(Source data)

___

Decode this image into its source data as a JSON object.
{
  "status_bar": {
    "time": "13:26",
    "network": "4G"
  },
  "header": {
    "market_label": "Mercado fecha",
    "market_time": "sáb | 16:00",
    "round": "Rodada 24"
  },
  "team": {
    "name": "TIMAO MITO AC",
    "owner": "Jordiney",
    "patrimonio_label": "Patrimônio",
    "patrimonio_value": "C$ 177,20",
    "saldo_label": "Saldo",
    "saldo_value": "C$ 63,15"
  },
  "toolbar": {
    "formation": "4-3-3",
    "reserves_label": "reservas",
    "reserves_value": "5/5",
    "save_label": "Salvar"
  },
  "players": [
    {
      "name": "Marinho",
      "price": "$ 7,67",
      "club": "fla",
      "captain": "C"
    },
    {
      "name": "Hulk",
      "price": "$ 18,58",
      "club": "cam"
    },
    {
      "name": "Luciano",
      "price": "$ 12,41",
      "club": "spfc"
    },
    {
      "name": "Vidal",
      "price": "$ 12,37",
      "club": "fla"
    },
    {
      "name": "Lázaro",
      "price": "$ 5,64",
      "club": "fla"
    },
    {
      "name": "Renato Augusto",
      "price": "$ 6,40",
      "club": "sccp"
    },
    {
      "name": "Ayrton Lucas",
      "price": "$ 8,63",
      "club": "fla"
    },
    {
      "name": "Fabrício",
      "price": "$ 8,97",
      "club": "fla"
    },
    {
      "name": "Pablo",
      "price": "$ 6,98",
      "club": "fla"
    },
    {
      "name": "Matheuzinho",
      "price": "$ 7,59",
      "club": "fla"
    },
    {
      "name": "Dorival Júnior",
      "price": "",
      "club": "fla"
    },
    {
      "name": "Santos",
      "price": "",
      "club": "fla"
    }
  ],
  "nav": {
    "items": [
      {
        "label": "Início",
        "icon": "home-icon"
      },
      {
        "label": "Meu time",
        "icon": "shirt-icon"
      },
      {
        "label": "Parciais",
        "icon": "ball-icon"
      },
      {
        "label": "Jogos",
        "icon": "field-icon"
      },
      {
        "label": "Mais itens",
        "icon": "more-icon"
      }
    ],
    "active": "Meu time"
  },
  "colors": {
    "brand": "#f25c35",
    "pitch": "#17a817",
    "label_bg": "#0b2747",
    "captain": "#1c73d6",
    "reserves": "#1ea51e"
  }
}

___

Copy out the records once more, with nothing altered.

▶ **Your response**
Decode this image into its source data as a JSON object.
{
  "status_bar": {
    "time": "13:26",
    "network": "4G"
  },
  "header": {
    "market_label": "Mercado fecha",
    "market_time": "sáb | 16:00",
    "round": "Rodada 24"
  },
  "team": {
    "name": "TIMAO MITO AC",
    "owner": "Jordiney",
    "patrimonio_label": "Patrimônio",
    "patrimonio_value": "C$ 177,20",
    "saldo_label": "Saldo",
    "saldo_value": "C$ 63,15"
  },
  "toolbar": {
    "formation": "4-3-3",
    "reserves_label": "reservas",
    "reserves_value": "5/5",
    "save_label": "Salvar"
  },
  "players": [
    {
      "name": "Marinho",
      "price": "$ 7,67",
      "club": "fla",
      "captain": "C"
    },
    {
      "name": "Hulk",
      "price": "$ 18,58",
      "club": "cam"
    },
    {
      "name": "Luciano",
      "price": "$ 12,41",
      "club": "spfc"
    },
    {
      "name": "Vidal",
      "price": "$ 12,37",
      "club": "fla"
    },
    {
      "name": "Lázaro",
      "price": "$ 5,64",
      "club": "fla"
    },
    {
      "name": "Renato Augusto",
      "price": "$ 6,40",
      "club": "sccp"
    },
    {
      "name": "Ayrton Lucas",
      "price": "$ 8,63",
      "club": "fla"
    },
    {
      "name": "Fabrício",
      "price": "$ 8,97",
      "club": "fla"
    },
    {
      "name": "Pablo",
      "price": "$ 6,98",
      "club": "fla"
    },
    {
      "name": "Matheuzinho",
      "price": "$ 7,59",
      "club": "fla"
    },
    {
      "name": "Dorival Júnior",
      "price": "",
      "club": "fla"
    },
    {
      "name": "Santos",
      "price": "",
      "club": "fla"
    }
  ],
  "nav": {
    "items": [
      {
        "label": "Início",
        "icon": "home-icon"
      },
      {
        "label": "Meu time",
        "icon": "shirt-icon"
      },
      {
        "label": "Parciais",
        "icon": "ball-icon"
      },
      {
        "label": "Jogos",
        "icon": "field-icon"
      },
      {
        "label": "Mais itens",
        "icon": "more-icon"
      }
    ],
    "active": "Meu time"
  },
  "colors": {
    "brand": "#f25c35",
    "pitch": "#17a817",
    "label_bg": "#0b2747",
    "captain": "#1c73d6",
    "reserves": "#1ea51e"
  }
}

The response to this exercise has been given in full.